Since Republicans failed in March to pass their own version of healthcare reform -- also known as the American Health Care Act (AHCA) -- they’ve been desperately trying to ram through new amendments to this dangerous bill which has had little public debate or a review by the Congressional Budget Office (CBO).
So there's no final text of the bill.— Kyle Griffin (@kylegriffin1) May 4, 2017
There's no public hearings.
And there's no updated CBO score.
The CBO said the GOP’s initial version of ACHA would have caused 24 million Americans to lose their health care by 2026, with 14 million losing coverage by next year alone. But this time, their new bill is even worst -- people with pre-existing conditions like HIV and cancer are expected to be the most at risk of losing coverage or being charged astronomically higher rates for their insurance.
CNN reports the ACHA will let states obtain waivers to let insurers charge patients more if they have a pre-existing condition. The bill also guts Medicaid, which provides critical services and lifesaving care to LGBTQ patients and other vulnerable groups.
Historically, people living with HIV and AIDS have had a difficult time obtaining private health insurance and have been particularly vulnerable to insurance industry abuses. The ACA makes it easier for people living with HIV and AIDS to get coverage because they can’t be denied healthcare coverage because of their pre-existing health condition.
The ACHA also cuts federal funding for Planned Parenthood, which could endanger the ability of such clinics to deliver preventive health services, including HIV testing and transition-related care.

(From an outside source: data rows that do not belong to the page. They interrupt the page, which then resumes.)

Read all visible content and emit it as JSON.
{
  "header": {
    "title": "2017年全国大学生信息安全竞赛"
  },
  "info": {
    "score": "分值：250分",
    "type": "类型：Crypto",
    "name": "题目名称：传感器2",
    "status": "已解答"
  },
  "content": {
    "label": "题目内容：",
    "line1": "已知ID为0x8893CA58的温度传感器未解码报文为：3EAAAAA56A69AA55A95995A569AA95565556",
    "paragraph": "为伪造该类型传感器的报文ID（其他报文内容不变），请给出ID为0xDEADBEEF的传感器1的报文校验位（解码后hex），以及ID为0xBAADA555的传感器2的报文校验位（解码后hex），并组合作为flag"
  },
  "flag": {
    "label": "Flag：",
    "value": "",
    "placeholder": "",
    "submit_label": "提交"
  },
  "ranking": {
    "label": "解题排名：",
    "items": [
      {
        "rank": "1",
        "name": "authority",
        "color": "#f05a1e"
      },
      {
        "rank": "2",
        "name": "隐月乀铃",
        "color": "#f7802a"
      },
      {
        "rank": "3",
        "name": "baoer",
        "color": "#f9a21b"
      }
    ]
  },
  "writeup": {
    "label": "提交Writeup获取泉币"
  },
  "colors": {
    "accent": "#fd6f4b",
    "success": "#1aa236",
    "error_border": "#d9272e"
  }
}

We urge HRC members, supporters and allies to call their congressperson today to urge them to vote against repeal of the ACA. Call the House switchboard at (202) 224-3121 or find the direct contact information for your congressperson here.